► From the Washington State Standard — Washington awards $150M contract to convert ferries to hybrid-electric power — Washington State Ferries announced Tuesday it has awarded a roughly $150 million contract to ship builder Vigor to convert up to three of the state’s largest vessels to hybrid-electric power.

 


THAT WASHINGTON

 

► From AFGE — AFGE, Veterans Affairs sign new contract — After six years of negotiations, AFGE’s National VA Council and the Department of Veterans Affairs signed a collective bargaining agreement that defends critical protections for VA workers while modernizing the hiring process.

► From Roll Call — McCarthy eyes a short-term funding bill to head off a shutdown — House Republicans are planning to take up a short-term stopgap funding measure next month to avoid a partial government shutdown before the Sept. 30 deadline, Speaker Kevin McCarthy (R-Calif.), told members of his conference.

 


NATIONAL

 

► From Reuters — UAW presses for strike vote at Detroit Three automakers — United Auto Workers members have until Aug. 24 to vote to authorize strikes at the Detroit Three automakers if they don’t have a new contract deal in hand by the time the current agreement expires in about 30 days, the union said on Tuesday. The UAW’s move comes as the union and General Motors, Ford Motor and Stellantis have made little headway with their negotiations, UAW President Shawn Fain said Tuesday.

► From Deadline — SAG-AFTRA ‘remains very eager’ to return to bargaining table with AMPTP — Duncan Crabtree-Ireland, SAG-AFTRA’s national executive director and chief negotiator, said that “we remain very eager to get back to the table with the AMPTP, as we’ve said every day” since the actors’ strike began 33 days ago.
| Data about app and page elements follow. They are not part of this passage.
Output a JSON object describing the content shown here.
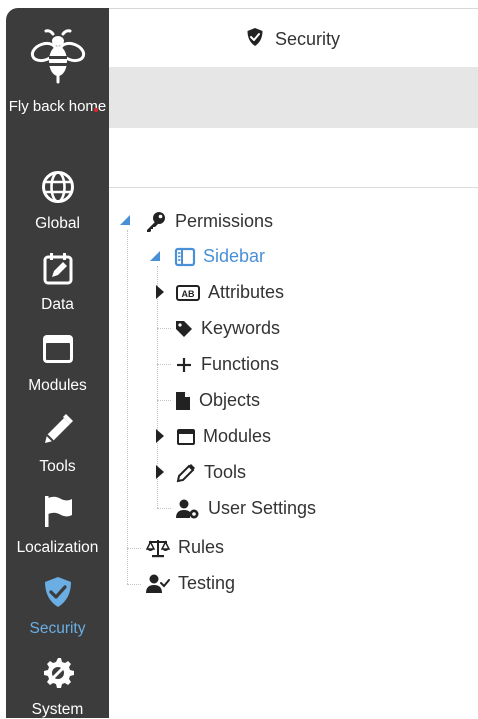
{
  "sidebar": {
    "home": {
      "label": "Fly back home",
      "icon": "bee-icon"
    },
    "items": [
      {
        "label": "Global",
        "icon": "globe-icon"
      },
      {
        "label": "Data",
        "icon": "calendar-edit-icon"
      },
      {
        "label": "Modules",
        "icon": "window-icon"
      },
      {
        "label": "Tools",
        "icon": "pencil-icon"
      },
      {
        "label": "Localization",
        "icon": "flag-icon"
      },
      {
        "label": "Security",
        "icon": "shield-check-icon",
        "active": true
      },
      {
        "label": "System",
        "icon": "gear-wrench-icon"
      }
    ],
    "active_color": "#6aaee4",
    "background": "#3c3c3c"
  },
  "header": {
    "title": "Security",
    "icon": "shield-check-icon"
  },
  "tree": {
    "root": {
      "label": "Permissions",
      "icon": "key-icon",
      "expanded": true
    },
    "children": [
      {
        "label": "Sidebar",
        "icon": "sidebar-icon",
        "expanded": true,
        "selected": true
      },
      {
        "label": "Attributes",
        "icon": "ab-tag-icon",
        "expandable": true
      },
      {
        "label": "Keywords",
        "icon": "tag-icon"
      },
      {
        "label": "Functions",
        "icon": "plus-icon"
      },
      {
        "label": "Objects",
        "icon": "file-icon"
      },
      {
        "label": "Modules",
        "icon": "window-icon",
        "expandable": true
      },
      {
        "label": "Tools",
        "icon": "pencil-icon",
        "expandable": true
      },
      {
        "label": "User Settings",
        "icon": "user-gear-icon"
      }
    ],
    "siblings": [
      {
        "label": "Rules",
        "icon": "scale-icon"
      },
      {
        "label": "Testing",
        "icon": "user-check-icon"
      }
    ],
    "selected_color": "#4a90d6"
  }
}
► From the Hollywood Reporter — Marvel VFX workers move toward unionization; vote set for next week — IATSE’s idea is to create a new, national VFX union. If successful, this would be the first group to certify union participation amid a wider call for unionization in the VFX community.

► From the Art Newspaper — Employees at the Art Institute of Chicago museum and school ratify their first union contract — The new agreement gives the more than 500 union members salary increases of at least 12.25% and up to 16.25%, with lower-paid employees receiving larger pay bumps. It also immediately raises the required minimum wage to $17 an hour and includes provisions for career support and affordable health care.

The Stand (May 16) — Tacoma Art Museum board opts for more union-busting

► From KSL News…

 

► From The Hill — School bus driver shortage plagues first week back to class — From California to New York, school districts struggled their first week back as parents and students tried to navigate delays and cancellations caused by school bus driver shortages. The problems are endless, according to experts, who say the industry is facing a changing workforce, licensing issues, trouble with student behavior and obstacles with pay and scheduling.

EDITOR’S NOTE — “Obstacles with pay.” Pay them and they will come.

 


The Stand posts links to Washington state and national news of interest every weekday morning by 10 a.m.

CHECK OUT THE UNION DIFFERENCE in Washington: higher wages, affordable health and dental care, job and retirement security.

FIND OUT HOW TO JOIN TOGETHER with your co-workers to negotiate for better wages, benefits, and a voice at work. Or go ahead and contact a union organizer today!